Dr. Joycelyn Elders was born Minnie Lee Jones in Schall, Arkansas during the greatest economic downturn in America's history - the Great Depression. The oldest of eight children of a poor sharecropping family, she envisioned a future for herself that her peers in the African ­American commtmity could only imagine. Home was a three-room cabin that lacked an indoor toilet and electricity. One of her earliest memories was being taught to read by her mother who had an eighth grade education. She graduated as valedictorian of her high school class, and enrolled at Arkansas' premier Historic Black College, Philander Smith College, where she was supported by scholarships from the United Methodist Women. Initially, college looked doubtful for Dr. Elders as her father did not want to let her attend college. Persuaded by her grandmother, Mr. Jones changed his mind. Dr. Elders' family picked cotton to earn the $3.43 for her bus fare to Little Rock. She was the first in her family to earn a college degree. Dr. Elders completed the requirements for the degree in three years. While pursuing a degree in biology, she changed her name to Minnie Joycelyn Lee Jones. After earning her Bachelor of Science Degree, she began work at the Veterans Administration Hospital in Milwaukee, WI. She later joined the United States Army in 1953.

After three years working as a physical therapist, she was accepted to attend the University of Arkansas Medical School, earning her Medical Degree in 1960. Following a Residency in Pediatrics at the University of Arkansas Medical Center, Dr. Elders earned a Master's Degree in Biochemistry in 1967, at the age of 34.

Philander Smith College served as the foundation for her three higher education degrees, which led to careers as a pediatrician, public health administrator, and a vice-admiral in the Public Health Service Commissioned Corps. Confirmed as the Fifteenth Surgeon General of the United States on September 7, 1993, Dr. Elders was the first African-American and the second female to head the U.S. Public Health Service.

In 1960, Dr. Elders met and married Oliver Elders.
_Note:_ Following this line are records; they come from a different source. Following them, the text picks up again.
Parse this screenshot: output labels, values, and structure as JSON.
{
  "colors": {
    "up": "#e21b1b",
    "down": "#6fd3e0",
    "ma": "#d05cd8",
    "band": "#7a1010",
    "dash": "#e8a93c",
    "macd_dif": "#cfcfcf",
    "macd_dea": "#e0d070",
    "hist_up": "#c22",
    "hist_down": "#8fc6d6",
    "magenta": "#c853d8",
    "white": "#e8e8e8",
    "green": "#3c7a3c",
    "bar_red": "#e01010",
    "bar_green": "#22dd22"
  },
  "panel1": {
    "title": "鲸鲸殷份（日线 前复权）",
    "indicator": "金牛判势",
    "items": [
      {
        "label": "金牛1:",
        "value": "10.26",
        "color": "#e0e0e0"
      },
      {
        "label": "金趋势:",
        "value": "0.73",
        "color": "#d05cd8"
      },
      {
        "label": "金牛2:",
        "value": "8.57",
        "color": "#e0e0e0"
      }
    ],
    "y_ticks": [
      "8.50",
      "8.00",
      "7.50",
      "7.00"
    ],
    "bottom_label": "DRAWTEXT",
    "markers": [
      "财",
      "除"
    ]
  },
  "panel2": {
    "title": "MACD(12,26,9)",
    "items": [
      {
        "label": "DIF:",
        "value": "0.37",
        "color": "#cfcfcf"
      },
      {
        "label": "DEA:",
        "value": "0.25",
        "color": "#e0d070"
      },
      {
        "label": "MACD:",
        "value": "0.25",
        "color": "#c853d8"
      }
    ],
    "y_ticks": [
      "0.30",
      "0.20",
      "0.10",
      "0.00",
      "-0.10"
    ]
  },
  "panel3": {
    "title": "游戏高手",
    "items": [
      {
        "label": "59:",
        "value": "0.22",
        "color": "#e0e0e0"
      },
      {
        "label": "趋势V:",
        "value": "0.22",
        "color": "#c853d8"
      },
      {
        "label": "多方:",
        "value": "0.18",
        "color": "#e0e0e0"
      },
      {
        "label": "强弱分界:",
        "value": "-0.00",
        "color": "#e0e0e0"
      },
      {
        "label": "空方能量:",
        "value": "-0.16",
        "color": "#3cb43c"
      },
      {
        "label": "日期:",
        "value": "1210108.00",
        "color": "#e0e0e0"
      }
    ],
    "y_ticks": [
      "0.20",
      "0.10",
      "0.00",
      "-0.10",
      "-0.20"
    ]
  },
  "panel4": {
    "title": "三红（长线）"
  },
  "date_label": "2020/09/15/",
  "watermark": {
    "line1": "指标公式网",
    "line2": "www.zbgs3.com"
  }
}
Over the next twenty years, she combined a successful office practice with research in pediatric endocrinology, the study of glands. She became an expert in growth problems and juvenile diabetes. In 1986, then-Governor Bill Clinton named Dr. Elders the Director of the Arkansas Department of Health. She continued to serve as a Cabinet Member in Governor Clinton's Administration through the time he was elected President of the United States. As the United States Surgeon General, Dr. Elders focused on the prevention of teen pregnancy, tobacco use, acquired immune deficiency syndrome (AIDS), gun control, and drug and alcohol abuse.

Since leaving her position in President Bill Clinton's Administration, Dr. Elders has become a nationally acclaimed speaker, a faculty researcher at the University of Arkansas Medical Center, and a professor of endocrinology at Arkansas Children's Hospital. She has been recognized as one of the Twentieth Century's most important medical professionals, civil servant, educator, and public health advocate. Since 1995, she has fought for universal health coverage, health care reform, and comprehensive health education. She has served as President of the Southern Society for Pediatric Research and Sigma Xi, a scientific society.